Identify the main categories. What main points will you analyze? The introduction describes all of your main points, the rest of your paper can be spent developing those points.
Create the first category. What is the first point you want to cover? If the paper centers around a complicated term, a definition can be a good place to start. For a paper about a particular theory, giving the general background on the theory can be a good place to begin.
Create subcategories. After you have the main point, create points under it that provide support for the main point. The number of categories that you use depends on the amount of information that you are trying to cover; there is no right or wrong number to use.
Once you have developed the basic outline of the paper, organize the contents to match the standard format of a research paper as described in this guide.
III. Things to Consider When Writing an Outline
There is no rule dictating which approach is best. Choose either a topic outline or a sentence outline based on which one you believe will work best for you. However, once you begin developing an outline, it's helpful to stick to only one approach.
Both topic and sentence outlines use Roman and Arabic numerals along with capital and small letters of the alphabet arranged in a consistent and rigid sequence. A rigid format should be used especially if you are required to hand in your outline.
Although the format of an outline is rigid, it shouldn't make you inflexible about how to write your paper. Often when you start investigating a research problem [i.e., reviewing the research literature], especially if you are unfamiliar with the topic, you should anticipate the likelihood your analysis could go in different directions. If your paper changes focus, or you need to add new sections, then feel free to reorganize the outline.
If appropriate, organize the main points of your outline in chronological order. In papers where you need to trace the history or chronology of events or issues, it is important to arrange your outline in the same manner, knowing that it's easier to re-arrange things now than when you've almost finished your paper.
For a standard research paper of 15-20 pages, your outline should be no more than four pages in length. It may be helpful as you are developing your outline to also jot down a tentative list of references.

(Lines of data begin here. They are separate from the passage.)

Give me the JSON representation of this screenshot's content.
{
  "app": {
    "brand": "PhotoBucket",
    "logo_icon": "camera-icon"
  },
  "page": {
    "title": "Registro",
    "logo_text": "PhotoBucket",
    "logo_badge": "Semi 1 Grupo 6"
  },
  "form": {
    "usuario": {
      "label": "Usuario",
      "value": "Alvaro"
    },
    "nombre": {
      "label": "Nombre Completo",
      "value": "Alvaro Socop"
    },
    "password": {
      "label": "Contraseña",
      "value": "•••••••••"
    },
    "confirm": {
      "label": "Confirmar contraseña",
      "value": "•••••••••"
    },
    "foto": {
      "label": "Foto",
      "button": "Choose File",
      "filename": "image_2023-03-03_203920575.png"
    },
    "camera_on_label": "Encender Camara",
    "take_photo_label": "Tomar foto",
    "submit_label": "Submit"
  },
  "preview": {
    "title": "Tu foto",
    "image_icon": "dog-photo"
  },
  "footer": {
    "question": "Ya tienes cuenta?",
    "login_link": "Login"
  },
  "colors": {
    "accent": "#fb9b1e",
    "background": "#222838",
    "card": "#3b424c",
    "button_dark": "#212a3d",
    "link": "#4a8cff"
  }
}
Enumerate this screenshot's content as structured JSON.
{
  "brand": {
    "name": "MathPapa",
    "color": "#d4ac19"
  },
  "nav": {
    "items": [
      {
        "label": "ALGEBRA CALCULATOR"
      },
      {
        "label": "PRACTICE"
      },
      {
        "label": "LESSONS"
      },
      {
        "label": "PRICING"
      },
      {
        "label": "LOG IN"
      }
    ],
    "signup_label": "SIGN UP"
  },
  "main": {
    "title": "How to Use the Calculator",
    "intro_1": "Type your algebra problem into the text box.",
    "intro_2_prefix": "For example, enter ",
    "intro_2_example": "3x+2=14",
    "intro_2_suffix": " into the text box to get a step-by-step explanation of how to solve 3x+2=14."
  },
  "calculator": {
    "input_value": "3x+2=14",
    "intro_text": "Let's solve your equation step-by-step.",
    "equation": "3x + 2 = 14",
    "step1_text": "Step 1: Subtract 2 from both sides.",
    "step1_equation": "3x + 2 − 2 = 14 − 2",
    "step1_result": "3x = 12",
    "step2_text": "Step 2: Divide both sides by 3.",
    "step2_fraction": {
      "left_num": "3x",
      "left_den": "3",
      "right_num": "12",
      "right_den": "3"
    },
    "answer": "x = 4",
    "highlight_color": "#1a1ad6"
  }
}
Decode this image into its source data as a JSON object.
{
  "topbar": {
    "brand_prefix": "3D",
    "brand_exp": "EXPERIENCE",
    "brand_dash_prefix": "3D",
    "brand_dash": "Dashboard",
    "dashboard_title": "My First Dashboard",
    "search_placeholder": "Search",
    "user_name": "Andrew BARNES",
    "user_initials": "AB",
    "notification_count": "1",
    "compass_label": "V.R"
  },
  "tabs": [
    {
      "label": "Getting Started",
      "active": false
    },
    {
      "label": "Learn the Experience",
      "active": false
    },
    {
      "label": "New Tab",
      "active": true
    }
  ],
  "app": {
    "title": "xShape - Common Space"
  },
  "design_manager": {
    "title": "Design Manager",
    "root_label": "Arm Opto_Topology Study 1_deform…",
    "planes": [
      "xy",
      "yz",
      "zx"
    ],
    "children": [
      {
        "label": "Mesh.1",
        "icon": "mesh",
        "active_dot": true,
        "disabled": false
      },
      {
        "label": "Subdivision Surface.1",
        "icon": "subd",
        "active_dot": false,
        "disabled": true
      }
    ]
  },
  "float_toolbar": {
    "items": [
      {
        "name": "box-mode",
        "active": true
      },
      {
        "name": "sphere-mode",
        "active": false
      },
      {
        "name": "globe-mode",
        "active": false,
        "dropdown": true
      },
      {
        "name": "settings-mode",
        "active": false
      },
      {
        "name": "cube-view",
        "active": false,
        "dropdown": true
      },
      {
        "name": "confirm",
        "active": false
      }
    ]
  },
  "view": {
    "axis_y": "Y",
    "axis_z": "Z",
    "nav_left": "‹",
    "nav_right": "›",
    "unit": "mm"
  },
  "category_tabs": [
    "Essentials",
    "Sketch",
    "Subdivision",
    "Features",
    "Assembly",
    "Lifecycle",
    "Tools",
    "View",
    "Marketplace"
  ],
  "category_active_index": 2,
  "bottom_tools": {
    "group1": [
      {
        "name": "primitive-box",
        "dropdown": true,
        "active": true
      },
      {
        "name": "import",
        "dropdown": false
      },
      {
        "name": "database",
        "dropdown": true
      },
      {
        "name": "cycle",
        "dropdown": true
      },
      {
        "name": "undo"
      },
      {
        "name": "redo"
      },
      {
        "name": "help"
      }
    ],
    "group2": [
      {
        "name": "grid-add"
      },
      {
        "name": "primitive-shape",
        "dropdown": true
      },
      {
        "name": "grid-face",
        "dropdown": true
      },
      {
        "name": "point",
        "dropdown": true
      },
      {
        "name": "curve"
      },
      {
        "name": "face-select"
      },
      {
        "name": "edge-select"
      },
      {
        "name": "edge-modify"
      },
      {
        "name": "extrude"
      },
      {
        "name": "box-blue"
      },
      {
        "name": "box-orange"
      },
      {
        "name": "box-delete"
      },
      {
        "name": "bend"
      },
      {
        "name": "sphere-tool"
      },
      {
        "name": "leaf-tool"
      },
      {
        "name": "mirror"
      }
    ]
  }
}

Four Main Components for Effective Outlines. The Writing Lab and The OWL. Purdue University; How to Make an Outline. Psychology Writing Center. University of Washington; Organization: Informal Outlines. The Reading/Writing Center. Hunter College; Organization: Standard Outline Form. The Reading/Writing Center. Hunter College; Outlining. Department of English Writing Guide. George Mason University; Plotnic, Jerry. Organizing an Essay. University College Writing Centre. University of Toronto; Reverse Outline. The Writing Center. University of North Carolina; Reverse Outlines: A Writer's Technique for Examining Organization. The Writer’s Handbook. Writing Center. University of Wisconsin, Madison; Using Outlines. Writing Tutorial Services, Center for Innovative Teaching and Learning. Indiana University; Writing: Considering Structure and Organization. Institute for Writing Rhetoric. Dartmouth College.
A Disorganized Outline Means a Disorganized Paper!
If, in writing your paper, it begins to diverge from your outline, this is very likely a sign that you've lost your focus. How do you know whether to change the paper to fit the outline, or, that you need to reconsider the outline so that fits the paper? A good way to check yourself is to use what you have written to recreate the outline. This is an effective strategy for assessing the organization of your paper. If the resulting outline says what you want it to say and it is in an order that is easy to follow, then the organization of your paper has been successful. If you discover that it's difficult to create an outline from what you have written, then you likely need to revise your paper.